Assigned task: Return the entries exactly as they appear.

Extracted entries:
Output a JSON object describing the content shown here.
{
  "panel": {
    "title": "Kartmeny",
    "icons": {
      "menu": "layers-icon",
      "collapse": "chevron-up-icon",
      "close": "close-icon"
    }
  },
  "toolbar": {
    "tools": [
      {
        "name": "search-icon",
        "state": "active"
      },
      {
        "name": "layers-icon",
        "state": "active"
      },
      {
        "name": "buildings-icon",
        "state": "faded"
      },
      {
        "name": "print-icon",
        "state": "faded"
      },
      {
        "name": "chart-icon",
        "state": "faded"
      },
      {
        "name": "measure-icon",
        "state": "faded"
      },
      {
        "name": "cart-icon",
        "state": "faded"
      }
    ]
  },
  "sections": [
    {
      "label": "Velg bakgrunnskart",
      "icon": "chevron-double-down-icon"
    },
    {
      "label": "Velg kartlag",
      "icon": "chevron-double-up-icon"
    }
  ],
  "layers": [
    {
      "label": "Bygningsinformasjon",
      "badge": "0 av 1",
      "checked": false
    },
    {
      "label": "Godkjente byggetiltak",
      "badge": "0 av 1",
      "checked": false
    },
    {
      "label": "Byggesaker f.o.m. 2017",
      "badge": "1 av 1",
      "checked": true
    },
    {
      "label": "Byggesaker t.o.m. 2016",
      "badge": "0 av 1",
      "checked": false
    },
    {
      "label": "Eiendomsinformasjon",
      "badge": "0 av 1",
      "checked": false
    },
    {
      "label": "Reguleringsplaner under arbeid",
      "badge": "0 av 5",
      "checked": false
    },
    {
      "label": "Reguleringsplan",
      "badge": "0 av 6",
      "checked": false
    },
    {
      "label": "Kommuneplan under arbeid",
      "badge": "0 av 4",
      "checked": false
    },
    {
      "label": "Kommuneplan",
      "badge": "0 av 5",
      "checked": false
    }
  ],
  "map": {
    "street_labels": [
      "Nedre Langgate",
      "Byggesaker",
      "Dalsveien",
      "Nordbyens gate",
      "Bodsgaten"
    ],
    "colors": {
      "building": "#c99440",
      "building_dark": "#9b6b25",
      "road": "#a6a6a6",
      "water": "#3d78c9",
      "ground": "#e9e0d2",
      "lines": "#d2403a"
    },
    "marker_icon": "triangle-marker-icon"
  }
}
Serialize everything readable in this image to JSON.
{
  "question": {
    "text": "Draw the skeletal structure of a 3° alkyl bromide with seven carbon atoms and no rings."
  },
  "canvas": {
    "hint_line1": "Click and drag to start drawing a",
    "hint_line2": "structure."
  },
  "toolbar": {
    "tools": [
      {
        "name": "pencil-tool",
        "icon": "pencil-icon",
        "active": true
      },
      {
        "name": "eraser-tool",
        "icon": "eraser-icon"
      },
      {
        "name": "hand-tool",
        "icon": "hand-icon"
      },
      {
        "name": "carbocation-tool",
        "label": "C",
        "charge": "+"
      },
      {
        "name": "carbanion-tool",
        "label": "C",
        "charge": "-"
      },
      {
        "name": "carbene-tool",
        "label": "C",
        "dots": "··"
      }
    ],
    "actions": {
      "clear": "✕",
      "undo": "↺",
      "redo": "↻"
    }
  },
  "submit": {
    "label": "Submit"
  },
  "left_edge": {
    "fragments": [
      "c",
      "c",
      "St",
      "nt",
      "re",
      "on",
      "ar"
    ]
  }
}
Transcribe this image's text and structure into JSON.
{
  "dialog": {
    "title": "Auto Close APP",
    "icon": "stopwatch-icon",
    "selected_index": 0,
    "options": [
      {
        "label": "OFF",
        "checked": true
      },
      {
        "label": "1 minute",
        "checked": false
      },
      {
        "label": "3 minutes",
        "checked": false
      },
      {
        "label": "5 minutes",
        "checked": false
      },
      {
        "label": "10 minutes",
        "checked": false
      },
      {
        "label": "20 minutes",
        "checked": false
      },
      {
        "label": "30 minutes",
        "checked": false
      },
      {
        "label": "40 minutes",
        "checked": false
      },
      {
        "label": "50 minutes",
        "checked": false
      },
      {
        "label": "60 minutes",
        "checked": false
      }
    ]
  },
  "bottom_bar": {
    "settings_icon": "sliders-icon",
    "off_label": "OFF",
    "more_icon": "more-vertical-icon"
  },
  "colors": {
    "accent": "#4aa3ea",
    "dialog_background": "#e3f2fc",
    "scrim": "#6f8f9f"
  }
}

Result for this exercise:
Output a JSON object describing the content shown here.
{
  "panel": {
    "title": "Kartmeny",
    "icons": {
      "menu": "layers-icon",
      "collapse": "chevron-up-icon",
      "close": "close-icon"
    }
  },
  "toolbar": {
    "tools": [
      {
        "name": "search-icon",
        "state": "active"
      },
      {
        "name": "layers-icon",
        "state": "active"
      },
      {
        "name": "buildings-icon",
        "state": "faded"
      },
      {
        "name": "print-icon",
        "state": "faded"
      },
      {
        "name": "chart-icon",
        "state": "faded"
      },
      {
        "name": "measure-icon",
        "state": "faded"
      },
      {
        "name": "cart-icon",
        "state": "faded"
      }
    ]
  },
  "sections": [
    {
      "label": "Velg bakgrunnskart",
      "icon": "chevron-double-down-icon"
    },
    {
      "label": "Velg kartlag",
      "icon": "chevron-double-up-icon"
    }
  ],
  "layers": [
    {
      "label": "Bygningsinformasjon",
      "badge": "0 av 1",
      "checked": false
    },
    {
      "label": "Godkjente byggetiltak",
      "badge": "0 av 1",
      "checked": false
    },
    {
      "label": "Byggesaker f.o.m. 2017",
      "badge": "1 av 1",
      "checked": true
    },
    {
      "label": "Byggesaker t.o.m. 2016",
      "badge": "0 av 1",
      "checked": false
    },
    {
      "label": "Eiendomsinformasjon",
      "badge": "0 av 1",
      "checked": false
    },
    {
      "label": "Reguleringsplaner under arbeid",
      "badge": "0 av 5",
      "checked": false
    },
    {
      "label": "Reguleringsplan",
      "badge": "0 av 6",
      "checked": false
    },
    {
      "label": "Kommuneplan under arbeid",
      "badge": "0 av 4",
      "checked": false
    },
    {
      "label": "Kommuneplan",
      "badge": "0 av 5",
      "checked": false
    }
  ],
  "map": {
    "street_labels": [
      "Nedre Langgate",
      "Byggesaker",
      "Dalsveien",
      "Nordbyens gate",
      "Bodsgaten"
    ],
    "colors": {
      "building": "#c99440",
      "building_dark": "#9b6b25",
      "road": "#a6a6a6",
      "water": "#3d78c9",
      "ground": "#e9e0d2",
      "lines": "#d2403a"
    },
    "marker_icon": "triangle-marker-icon"
  }
}
Serialize everything readable in this image to JSON.
{
  "question": {
    "text": "Draw the skeletal structure of a 3° alkyl bromide with seven carbon atoms and no rings."
  },
  "canvas": {
    "hint_line1": "Click and drag to start drawing a",
    "hint_line2": "structure."
  },
  "toolbar": {
    "tools": [
      {
        "name": "pencil-tool",
        "icon": "pencil-icon",
        "active": true
      },
      {
        "name": "eraser-tool",
        "icon": "eraser-icon"
      },
      {
        "name": "hand-tool",
        "icon": "hand-icon"
      },
      {
        "name": "carbocation-tool",
        "label": "C",
        "charge": "+"
      },
      {
        "name": "carbanion-tool",
        "label": "C",
        "charge": "-"
      },
      {
        "name": "carbene-tool",
        "label": "C",
        "dots": "··"
      }
    ],
    "actions": {
      "clear": "✕",
      "undo": "↺",
      "redo": "↻"
    }
  },
  "submit": {
    "label": "Submit"
  },
  "left_edge": {
    "fragments": [
      "c",
      "c",
      "St",
      "nt",
      "re",
      "on",
      "ar"
    ]
  }
}
Transcribe this image's text and structure into JSON.
{
  "dialog": {
    "title": "Auto Close APP",
    "icon": "stopwatch-icon",
    "selected_index": 0,
    "options": [
      {
        "label": "OFF",
        "checked": true
      },
      {
        "label": "1 minute",
        "checked": false
      },
      {
        "label": "3 minutes",
        "checked": false
      },
      {
        "label": "5 minutes",
        "checked": false
      },
      {
        "label": "10 minutes",
        "checked": false
      },
      {
        "label": "20 minutes",
        "checked": false
      },
      {
        "label": "30 minutes",
        "checked": false
      },
      {
        "label": "40 minutes",
        "checked": false
      },
      {
        "label": "50 minutes",
        "checked": false
      },
      {
        "label": "60 minutes",
        "checked": false
      }
    ]
  },
  "bottom_bar": {
    "settings_icon": "sliders-icon",
    "off_label": "OFF",
    "more_icon": "more-vertical-icon"
  },
  "colors": {
    "accent": "#4aa3ea",
    "dialog_background": "#e3f2fc",
    "scrim": "#6f8f9f"
  }
}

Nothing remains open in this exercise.